A Crocs store inside the Beverly Center shopping mall in Los Angeles.

(AP Photo/Damian Dovarganes, File)

A recent patent ruling by the U.S. Patent and Trade Office might strip protections from the unmistakable design of the Crocs clog.

In a statement, the Niwot, Colorado-based company said they disagreed with the ruling and will appeal.

“The impact of this ruling has been greatly exaggerated in certain news reports,” said Daniel P. Hart, executive vice president and chief legal officer at Crocs. “We are confident in the appeals process and, moreover, we have plans in place to continue to protect our Classic Clog design well beyond the life of this particular patent.”

The company said they will continue to “aggressively enforce” their intellectual property rights. The Daily Camera reports that Crocs has been pursing court cases against alleged infringing designs. Eleven shoemakers were sued in 2006, though most were dismissed. Crocs and a shoemaker named USA Dawgs have been involved in a lengthy legal battle.

USA Dawgs CEO Steve Mann told Footwear News that for them, the ruling “is quite significant — this is a testament and endorses what our position has been all along.”

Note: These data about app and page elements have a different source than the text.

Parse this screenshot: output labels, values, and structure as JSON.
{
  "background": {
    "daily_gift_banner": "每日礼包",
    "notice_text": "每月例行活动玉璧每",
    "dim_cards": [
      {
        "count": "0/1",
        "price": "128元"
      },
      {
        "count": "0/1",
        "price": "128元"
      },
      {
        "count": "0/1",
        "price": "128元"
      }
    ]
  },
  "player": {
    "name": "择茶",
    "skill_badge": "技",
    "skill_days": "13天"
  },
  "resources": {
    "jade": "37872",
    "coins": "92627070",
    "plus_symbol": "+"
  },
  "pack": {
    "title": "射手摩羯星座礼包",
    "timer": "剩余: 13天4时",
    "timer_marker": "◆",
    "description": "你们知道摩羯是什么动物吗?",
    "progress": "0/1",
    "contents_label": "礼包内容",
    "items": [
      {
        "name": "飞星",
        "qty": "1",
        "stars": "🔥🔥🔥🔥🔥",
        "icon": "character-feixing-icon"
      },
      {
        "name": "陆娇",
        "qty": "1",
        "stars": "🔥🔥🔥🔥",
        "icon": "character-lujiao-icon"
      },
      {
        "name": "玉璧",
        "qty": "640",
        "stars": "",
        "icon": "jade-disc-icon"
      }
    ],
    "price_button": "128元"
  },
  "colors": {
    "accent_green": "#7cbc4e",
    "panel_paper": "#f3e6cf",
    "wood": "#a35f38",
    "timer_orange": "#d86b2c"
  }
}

Crocs’ patent, D517789, was ruled as invalid because the USPTO said that a similar design was published more than a year before Crocs sought the patent. Crocs notes that the ruling is just the next step in the process. They can still appeal to the Patent Trial and Appeal Board and the Federal Circuit Court of Appeals if they are unhappy with the determination of the board.